■ GOAL OF THE EXERCISE
Determine how many lines in these records hold "Include". Only the number is wanted.

■ PROVIDED RECORDS
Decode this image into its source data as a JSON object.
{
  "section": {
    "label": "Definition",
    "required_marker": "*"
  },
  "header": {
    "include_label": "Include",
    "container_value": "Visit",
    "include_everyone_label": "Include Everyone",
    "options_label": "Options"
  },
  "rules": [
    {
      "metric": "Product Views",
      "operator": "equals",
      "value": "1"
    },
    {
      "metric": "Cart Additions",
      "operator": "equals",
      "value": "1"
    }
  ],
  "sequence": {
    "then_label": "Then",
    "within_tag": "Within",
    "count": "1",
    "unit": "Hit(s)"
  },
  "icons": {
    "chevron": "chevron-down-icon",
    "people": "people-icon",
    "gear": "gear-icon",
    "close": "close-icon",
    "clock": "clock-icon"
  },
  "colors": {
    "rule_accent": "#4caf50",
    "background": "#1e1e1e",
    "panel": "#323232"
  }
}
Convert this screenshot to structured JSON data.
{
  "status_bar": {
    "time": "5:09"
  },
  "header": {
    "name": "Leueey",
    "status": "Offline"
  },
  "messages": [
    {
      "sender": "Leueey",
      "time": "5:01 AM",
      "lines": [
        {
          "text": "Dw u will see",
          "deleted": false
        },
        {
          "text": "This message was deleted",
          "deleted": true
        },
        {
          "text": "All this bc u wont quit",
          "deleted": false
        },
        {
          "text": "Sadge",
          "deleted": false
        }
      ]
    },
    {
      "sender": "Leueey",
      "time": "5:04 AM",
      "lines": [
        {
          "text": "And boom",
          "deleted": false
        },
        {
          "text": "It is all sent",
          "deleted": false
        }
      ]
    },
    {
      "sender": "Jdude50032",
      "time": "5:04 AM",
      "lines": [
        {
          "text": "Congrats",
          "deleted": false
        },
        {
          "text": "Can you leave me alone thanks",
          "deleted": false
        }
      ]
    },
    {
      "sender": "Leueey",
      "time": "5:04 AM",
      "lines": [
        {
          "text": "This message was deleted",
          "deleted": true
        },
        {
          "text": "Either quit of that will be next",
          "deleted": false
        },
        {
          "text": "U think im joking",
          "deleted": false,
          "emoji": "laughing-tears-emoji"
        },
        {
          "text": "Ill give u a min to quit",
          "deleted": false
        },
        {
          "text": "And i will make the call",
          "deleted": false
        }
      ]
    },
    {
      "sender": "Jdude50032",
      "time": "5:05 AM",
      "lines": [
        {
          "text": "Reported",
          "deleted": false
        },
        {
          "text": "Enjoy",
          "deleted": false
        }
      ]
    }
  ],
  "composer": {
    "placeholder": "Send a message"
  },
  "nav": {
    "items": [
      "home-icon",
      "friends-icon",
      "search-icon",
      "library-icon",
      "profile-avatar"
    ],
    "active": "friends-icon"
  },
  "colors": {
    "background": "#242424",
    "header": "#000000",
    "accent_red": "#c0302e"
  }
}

■ EXERCISE ANSWER
2